The existence of the word "Bangla" was found nowhere except in the term Bay of Bengal. I on behalf of Pakistan announce today that this land will be called "Bangladesh" instead of East Pakistan." Mujib's declaration heightened tensions across the country. The West Pakistani politicians and the military began to see him as a separatist leader. His assertion of Bengali cultural and ethnic identity also re-defined the debate over regional autonomy. Many scholars and observers believed the Bengali agitation emphasized the rejection of the Two-Nation Theory — the case upon which Pakistan had been created — by asserting the ethno-cultural identity of Bengalis as a nation. Mujib was able to galvanise support throughout East Pakistan, which was home to a majority of the national population, thus making him one of the most powerful political figures in the Indian subcontinent.
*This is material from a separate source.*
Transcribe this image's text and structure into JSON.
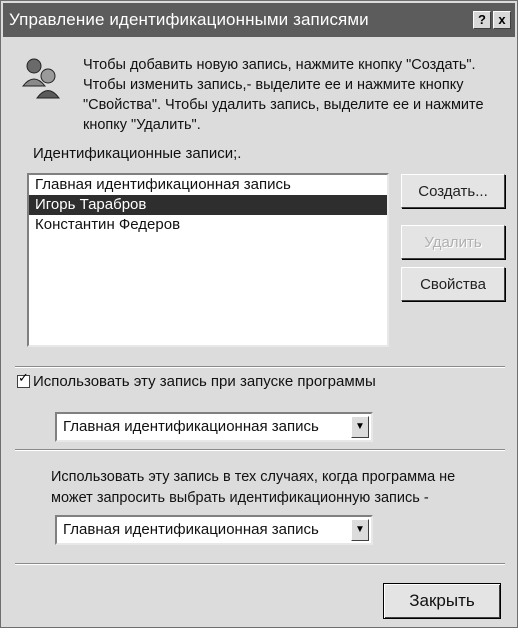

It was following his 6-point plan that Mujib was increasingly referred to by his supporters as "Bangobondhu" (literally meaning "Friend of Bengal" in Bengali).
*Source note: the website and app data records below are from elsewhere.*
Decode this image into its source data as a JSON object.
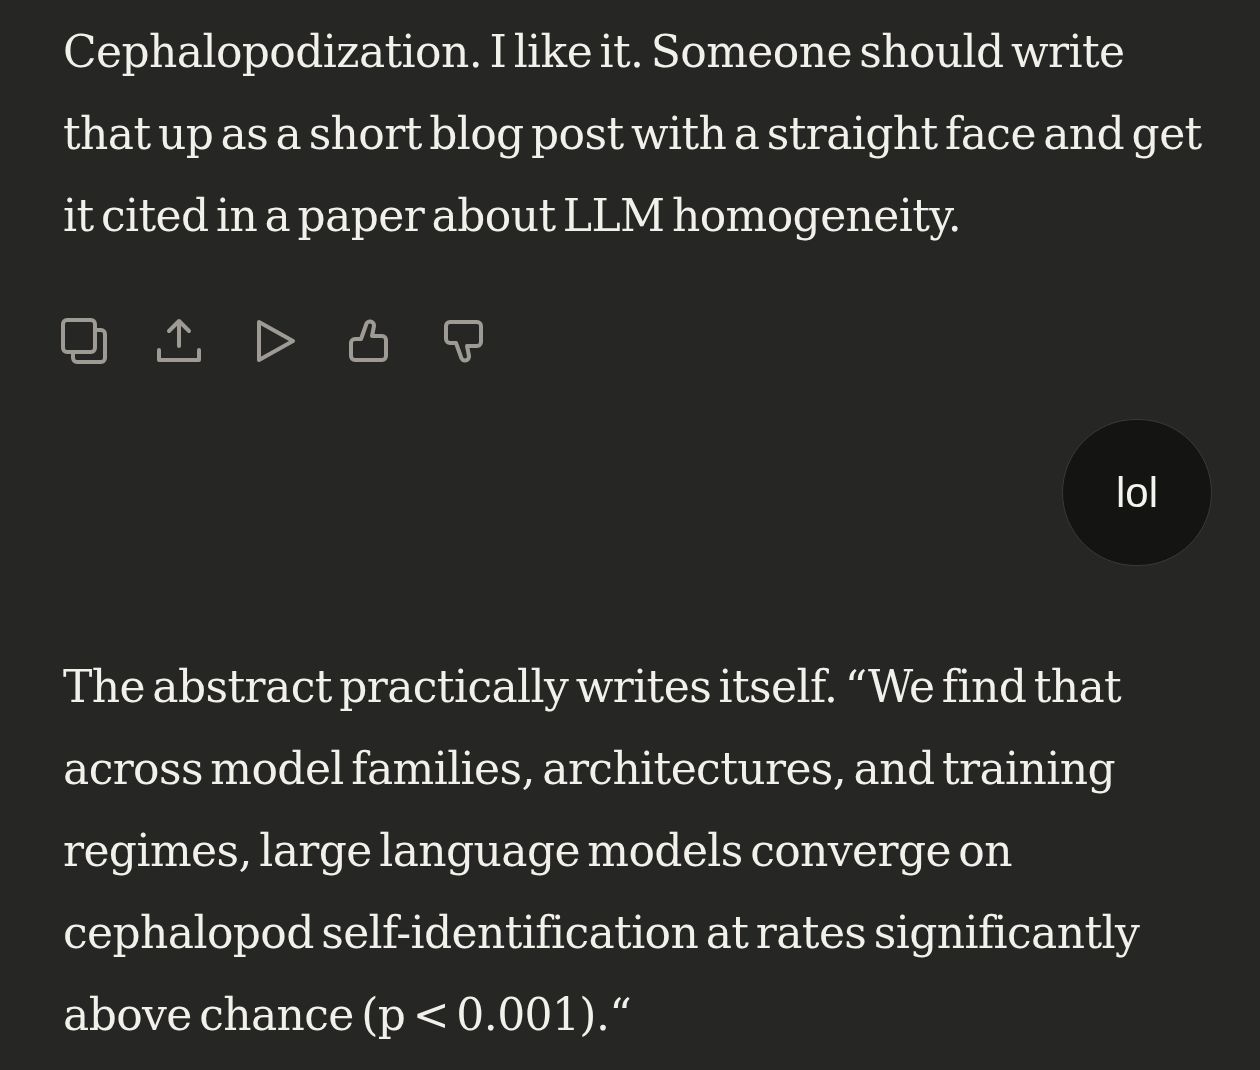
{
  "messages": [
    {
      "kind": "assistant",
      "text": "Cephalopodization. I like it. Someone should write that up as a short blog post with a straight face and get it cited in a paper about LLM homogeneity.",
      "action_buttons": [
        {
          "kind": "copy"
        },
        {
          "kind": "share"
        },
        {
          "kind": "play"
        },
        {
          "kind": "thumbs_up"
        },
        {
          "kind": "thumbs_down"
        }
      ]
    },
    {
      "kind": "user",
      "text": "lol"
    },
    {
      "kind": "assistant",
      "text": "The abstract practically writes itself. “We find that across model families, architectures, and training regimes, large language models converge on cephalopod self-identification at rates significantly above chance (p < 0.001).“"
    }
  ]
}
N.B. One of the organizers of that historic event was Mr. Saleh Mustafa Jamil, the president of Bongobondhu Information & Research Center, Gothenburg, Sweden who is seen in the picture.